Real Life, the debut, Booker Prize shortlisted novel from American writer Brandon Taylor is a triumph. Real Life is a campus novel which follows Wallace, a gay black protagonist as he navigates the academic institution, a burgeoning romance and the fallout of childhood trauma. The novel takes place in a Midwestern university where Wallace is often singled out. Taylor’s depiction of racism on campus is uncompromising, a dinner party scene, in particular, reaches a striking and uncomfortable crescendo.
While reading this novel I was struck, not just by the story, by Taylor’s immense technical skill. Taylor’s prose is unparalleled, spare and focused, yet at times dreamlike, reminiscent of Virginia Woolf or Henry James. A section where the book moves, cinematically, from the protagonists present to his childhood in Alabama, took my breath away.

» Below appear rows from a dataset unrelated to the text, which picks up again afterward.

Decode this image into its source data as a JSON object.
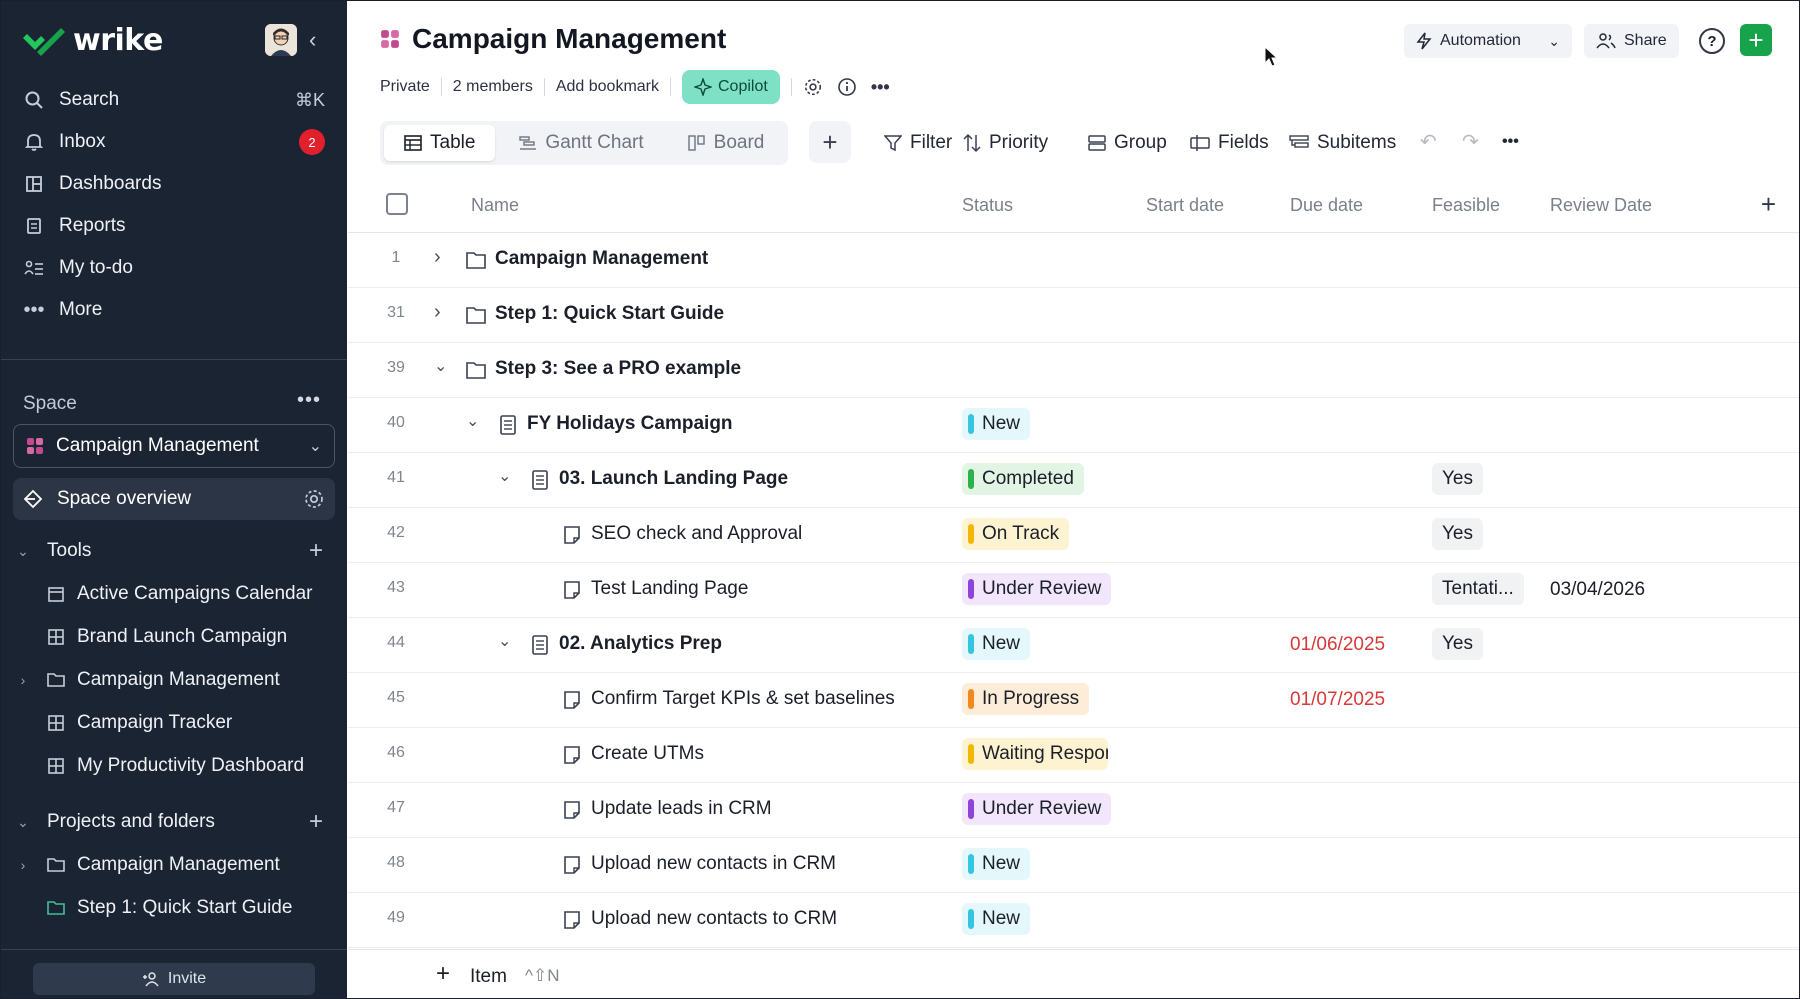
{
  "sidebar": {
    "logo": "wrike",
    "nav": [
      {
        "label": "Search",
        "icon": "search-icon",
        "shortcut": "⌘K"
      },
      {
        "label": "Inbox",
        "icon": "bell-icon",
        "badge": "2"
      },
      {
        "label": "Dashboards",
        "icon": "dashboard-icon"
      },
      {
        "label": "Reports",
        "icon": "report-icon"
      },
      {
        "label": "My to-do",
        "icon": "todo-icon"
      },
      {
        "label": "More",
        "icon": "more-icon"
      }
    ],
    "space_label": "Space",
    "space_selected": "Campaign Management",
    "space_overview": "Space overview",
    "tools_label": "Tools",
    "tools": [
      {
        "label": "Active Campaigns Calendar",
        "icon": "calendar-icon"
      },
      {
        "label": "Brand Launch Campaign",
        "icon": "grid-icon"
      },
      {
        "label": "Campaign Management",
        "icon": "folder-icon"
      },
      {
        "label": "Campaign Tracker",
        "icon": "grid-icon"
      },
      {
        "label": "My Productivity Dashboard",
        "icon": "grid-icon"
      }
    ],
    "projects_label": "Projects and folders",
    "projects": [
      {
        "label": "Campaign Management",
        "icon": "folder-icon"
      },
      {
        "label": "Step 1: Quick Start Guide",
        "icon": "folder-icon"
      }
    ],
    "invite": "Invite"
  },
  "header": {
    "title": "Campaign Management",
    "privacy": "Private",
    "members": "2 members",
    "bookmark": "Add bookmark",
    "copilot": "Copilot",
    "automation": "Automation",
    "share": "Share",
    "help": "?"
  },
  "views": {
    "table": "Table",
    "gantt": "Gantt Chart",
    "board": "Board"
  },
  "toolbar": {
    "filter": "Filter",
    "priority": "Priority",
    "group": "Group",
    "fields": "Fields",
    "subitems": "Subitems"
  },
  "columns": {
    "name": "Name",
    "status": "Status",
    "start": "Start date",
    "due": "Due date",
    "feasible": "Feasible",
    "review": "Review Date"
  },
  "rows": [
    {
      "num": "1",
      "name": "Campaign Management",
      "type": "folder",
      "bold": true
    },
    {
      "num": "31",
      "name": "Step 1: Quick Start Guide",
      "type": "folder",
      "bold": true
    },
    {
      "num": "39",
      "name": "Step 3: See a PRO example",
      "type": "folder",
      "bold": true
    },
    {
      "num": "40",
      "name": "FY Holidays Campaign",
      "type": "project",
      "bold": true,
      "status": "New"
    },
    {
      "num": "41",
      "name": "03. Launch Landing Page",
      "type": "project",
      "bold": true,
      "status": "Completed",
      "feasible": "Yes"
    },
    {
      "num": "42",
      "name": "SEO check and Approval",
      "type": "task",
      "bold": false,
      "status": "On Track",
      "feasible": "Yes"
    },
    {
      "num": "43",
      "name": "Test Landing Page",
      "type": "task",
      "bold": false,
      "status": "Under Review",
      "feasible": "Tentati...",
      "review": "03/04/2026"
    },
    {
      "num": "44",
      "name": "02. Analytics Prep",
      "type": "project",
      "bold": true,
      "status": "New",
      "due": "01/06/2025",
      "feasible": "Yes"
    },
    {
      "num": "45",
      "name": "Confirm Target KPIs & set baselines",
      "type": "task",
      "bold": false,
      "status": "In Progress",
      "due": "01/07/2025"
    },
    {
      "num": "46",
      "name": "Create UTMs",
      "type": "task",
      "bold": false,
      "status": "Waiting Respons"
    },
    {
      "num": "47",
      "name": "Update leads in CRM",
      "type": "task",
      "bold": false,
      "status": "Under Review"
    },
    {
      "num": "48",
      "name": "Upload new contacts in CRM",
      "type": "task",
      "bold": false,
      "status": "New"
    },
    {
      "num": "49",
      "name": "Upload new contacts to CRM",
      "type": "task",
      "bold": false,
      "status": "New"
    }
  ],
  "status_colors": {
    "New": {
      "bar": "#36c5e0",
      "bg": "#e4f8fb"
    },
    "Completed": {
      "bar": "#2bb24c",
      "bg": "#e2f5e5"
    },
    "On Track": {
      "bar": "#f2b705",
      "bg": "#fdf3d1"
    },
    "Under Review": {
      "bar": "#8e44d8",
      "bg": "#f1e6fb"
    },
    "In Progress": {
      "bar": "#f08a1c",
      "bg": "#fdecd8"
    },
    "Waiting Respons": {
      "bar": "#f2b705",
      "bg": "#fdf3d1"
    }
  },
  "footer": {
    "add_item": "Item",
    "shortcut": "^⇧N"
  }
}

I highly recommend this book to fans of James Baldwin and Donna Tartt, and I will be eagerly awaiting Brandon Taylor’s collection of short stories, published in June.